While the bulk of taxes are unavoidable in bankruptcy, some are. Fong Law Group can review your situation to see whether the tax bill can be forgiven. Though complicated, applying for Chapter 7 bankruptcy and determining if your obligations are dischargeable may help you get rid of some unpaid taxes.
Bankruptcy and IRS
There is a distinction between tax debt and liens. Tax debt is money owed to the state or the IRS. A lienholder is a judicial judgment that is lodged against the assets to fulfill a tax debt owed to the state and federal government. If you file for bankruptcy and complete all of the requirements, earlier tax levies will not be removed.
The amount will be dismissed, but not erased, from your duty to pay it back. So, the IRS can't seize your assets or bank accounts.
But, if you declared bankruptcy before a lien was issued, the lien may stay on the land. If you wish to sell the home in the future, you'll need to settle the lien first.
A device known as the automatic stay halts most legal processes and prevents lenders from pursuing collection methods once you apply for bankruptcy. It ensures lenders can't charge you, seize your wages, charge you, or contact you to recover the money you owe. The IRS is also subject to the auto-stay. The IRS can't issue you collecting debt notifications, garnish the income or savings balance, or even credit the tax refund when an effective system is in effect.
Debt Accrued after Declaring Bankruptcy is Not Subject to the Automatic Stay
The auto-stay protects you against creditors who are attempting to recover the debt that you accrued before filing bankruptcy. The automatic stay doesn't preclude creditors from attempting to collect the debt you acquired after filing for bankruptcy, known as "post-petition debt." The automatic stay will not prohibit the IRS from seeking to recover if you acquired tax liability after declaring Chapter 7 or 13 bankruptcies.
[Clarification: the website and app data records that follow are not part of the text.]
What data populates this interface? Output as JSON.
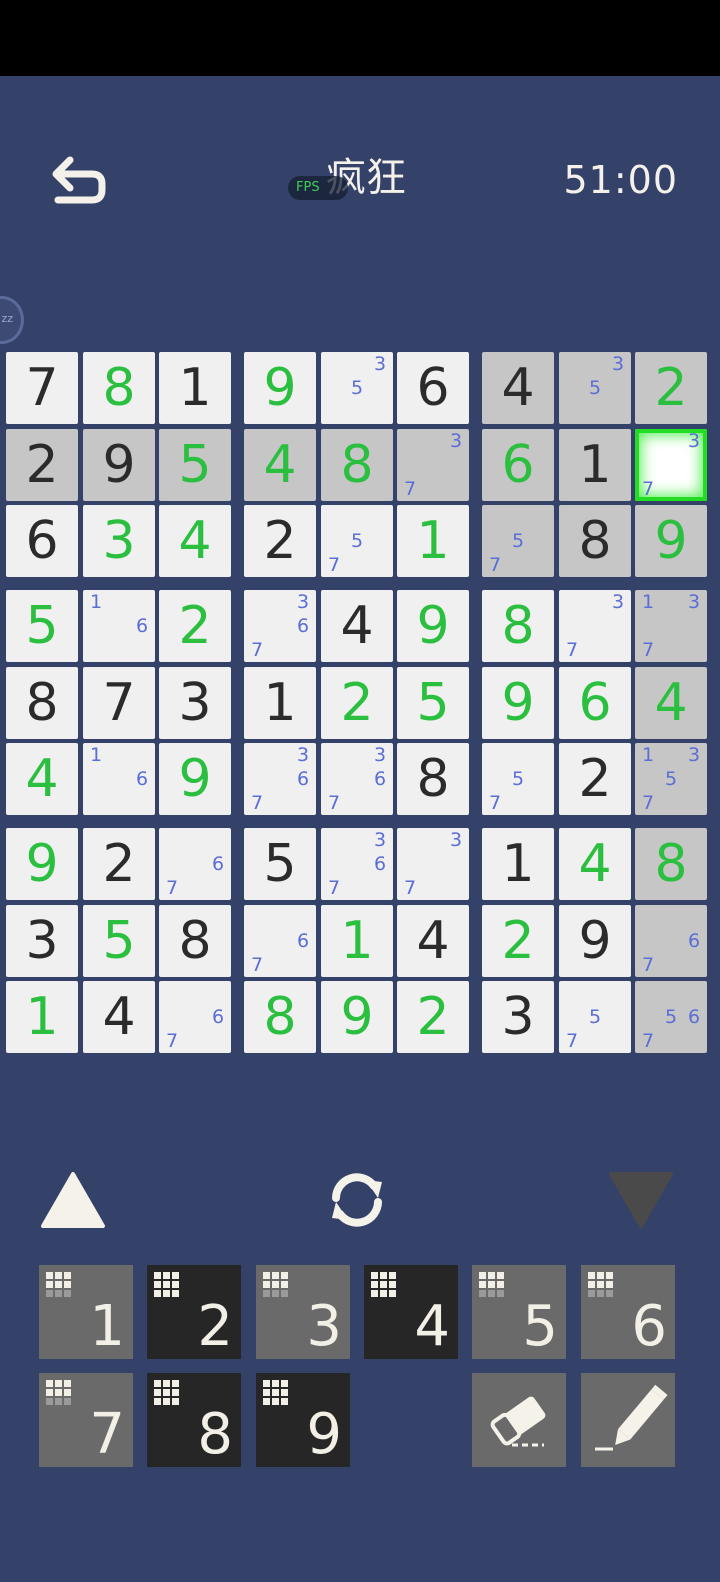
{
  "header": {
    "title": "疯狂",
    "fps_label": "FPS",
    "timer": "51:00",
    "sleep_label": "zz"
  },
  "board": {
    "selected": [
      1,
      8
    ],
    "rows": [
      [
        {
          "v": "7",
          "t": "given"
        },
        {
          "v": "8",
          "t": "user"
        },
        {
          "v": "1",
          "t": "given"
        },
        {
          "v": "9",
          "t": "user"
        },
        {
          "n": [
            "5",
            "3"
          ]
        },
        {
          "v": "6",
          "t": "given"
        },
        {
          "v": "4",
          "t": "given"
        },
        {
          "n": [
            "5",
            "3"
          ]
        },
        {
          "v": "2",
          "t": "user"
        }
      ],
      [
        {
          "v": "2",
          "t": "given"
        },
        {
          "v": "9",
          "t": "given"
        },
        {
          "v": "5",
          "t": "user"
        },
        {
          "v": "4",
          "t": "user"
        },
        {
          "v": "8",
          "t": "user"
        },
        {
          "n": [
            "3",
            "7"
          ]
        },
        {
          "v": "6",
          "t": "user"
        },
        {
          "v": "1",
          "t": "given"
        },
        {
          "n": [
            "3",
            "7"
          ]
        }
      ],
      [
        {
          "v": "6",
          "t": "given"
        },
        {
          "v": "3",
          "t": "user"
        },
        {
          "v": "4",
          "t": "user"
        },
        {
          "v": "2",
          "t": "given"
        },
        {
          "n": [
            "5",
            "7"
          ]
        },
        {
          "v": "1",
          "t": "user"
        },
        {
          "n": [
            "5",
            "7"
          ]
        },
        {
          "v": "8",
          "t": "given"
        },
        {
          "v": "9",
          "t": "user"
        }
      ],
      [
        {
          "v": "5",
          "t": "user"
        },
        {
          "n": [
            "1",
            "6"
          ]
        },
        {
          "v": "2",
          "t": "user"
        },
        {
          "n": [
            "3",
            "6",
            "7"
          ]
        },
        {
          "v": "4",
          "t": "given"
        },
        {
          "v": "9",
          "t": "user"
        },
        {
          "v": "8",
          "t": "user"
        },
        {
          "n": [
            "3",
            "7"
          ]
        },
        {
          "n": [
            "1",
            "3",
            "7"
          ]
        }
      ],
      [
        {
          "v": "8",
          "t": "given"
        },
        {
          "v": "7",
          "t": "given"
        },
        {
          "v": "3",
          "t": "given"
        },
        {
          "v": "1",
          "t": "given"
        },
        {
          "v": "2",
          "t": "user"
        },
        {
          "v": "5",
          "t": "user"
        },
        {
          "v": "9",
          "t": "user"
        },
        {
          "v": "6",
          "t": "user"
        },
        {
          "v": "4",
          "t": "user"
        }
      ],
      [
        {
          "v": "4",
          "t": "user"
        },
        {
          "n": [
            "1",
            "6"
          ]
        },
        {
          "v": "9",
          "t": "user"
        },
        {
          "n": [
            "3",
            "6",
            "7"
          ]
        },
        {
          "n": [
            "3",
            "6",
            "7"
          ]
        },
        {
          "v": "8",
          "t": "given"
        },
        {
          "n": [
            "5",
            "7"
          ]
        },
        {
          "v": "2",
          "t": "given"
        },
        {
          "n": [
            "1",
            "3",
            "5",
            "7"
          ]
        }
      ],
      [
        {
          "v": "9",
          "t": "user"
        },
        {
          "v": "2",
          "t": "given"
        },
        {
          "n": [
            "6",
            "7"
          ]
        },
        {
          "v": "5",
          "t": "given"
        },
        {
          "n": [
            "3",
            "6",
            "7"
          ]
        },
        {
          "n": [
            "3",
            "7"
          ]
        },
        {
          "v": "1",
          "t": "given"
        },
        {
          "v": "4",
          "t": "user"
        },
        {
          "v": "8",
          "t": "user"
        }
      ],
      [
        {
          "v": "3",
          "t": "given"
        },
        {
          "v": "5",
          "t": "user"
        },
        {
          "v": "8",
          "t": "given"
        },
        {
          "n": [
            "6",
            "7"
          ]
        },
        {
          "v": "1",
          "t": "user"
        },
        {
          "v": "4",
          "t": "given"
        },
        {
          "v": "2",
          "t": "user"
        },
        {
          "v": "9",
          "t": "given"
        },
        {
          "n": [
            "6",
            "7"
          ]
        }
      ],
      [
        {
          "v": "1",
          "t": "user"
        },
        {
          "v": "4",
          "t": "given"
        },
        {
          "n": [
            "6",
            "7"
          ]
        },
        {
          "v": "8",
          "t": "user"
        },
        {
          "v": "9",
          "t": "user"
        },
        {
          "v": "2",
          "t": "user"
        },
        {
          "v": "3",
          "t": "given"
        },
        {
          "n": [
            "5",
            "7"
          ]
        },
        {
          "n": [
            "5",
            "6",
            "7"
          ]
        }
      ]
    ]
  },
  "controls": {
    "arrow_up_icon": "arrow-up-icon",
    "refresh_icon": "refresh-icon",
    "arrow_down_icon": "arrow-down-icon",
    "colors": {
      "up": "#f5f2ea",
      "down": "#4a4a4a",
      "note": "#5b6ed6",
      "user_digit": "#2bbf3f",
      "given_digit": "#2b2b2b",
      "select": "#22dd22"
    }
  },
  "keypad": {
    "keys": [
      {
        "label": "1",
        "style": "light",
        "filled": 6
      },
      {
        "label": "2",
        "style": "dark",
        "filled": 9
      },
      {
        "label": "3",
        "style": "light",
        "filled": 6
      },
      {
        "label": "4",
        "style": "dark",
        "filled": 9
      },
      {
        "label": "5",
        "style": "light",
        "filled": 6
      },
      {
        "label": "6",
        "style": "light",
        "filled": 6
      },
      {
        "label": "7",
        "style": "light",
        "filled": 6
      },
      {
        "label": "8",
        "style": "dark",
        "filled": 9
      },
      {
        "label": "9",
        "style": "dark",
        "filled": 9
      }
    ],
    "eraser_icon": "eraser-icon",
    "pencil_icon": "pencil-icon"
  }
}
What Occurs to a Tax Liability That Isn't Dischargeable?
If you reside in Monterey Park California and surrounding areas, contact Fong Law Group for more information on the case.
If you declare bankruptcy, your tax liabilities are addressed differently.
- Chapter 7 bankruptcy. Excluding the obligatory stay, bankruptcy proceedings have little impact on non-dischargeable tax debts. The bankruptcy matter will be closed by the court clerk when the bankruptcy judge approves the dismissal. The IRS would be allowed to continue collection operations if the bankruptcy filing does not dismiss the IRS tax liability.
- Chapter 13 bankruptcy. You may employ a Chapter 13 repayment plan to deal with non-dischargeable debt. You'll suggest a 3- to 5 year payment plan for the IRS obligation (together with other bills). Your previous unpaid IRS obligation will still be discharged, and the non-dischargeable bill will be fully paid.
Call Fong Law Group at (626) 289-8299 for a FREE consolidation, and talk to an attorney today. We are here to help you get through this difficult time in your life, and help you with a Fresh Start.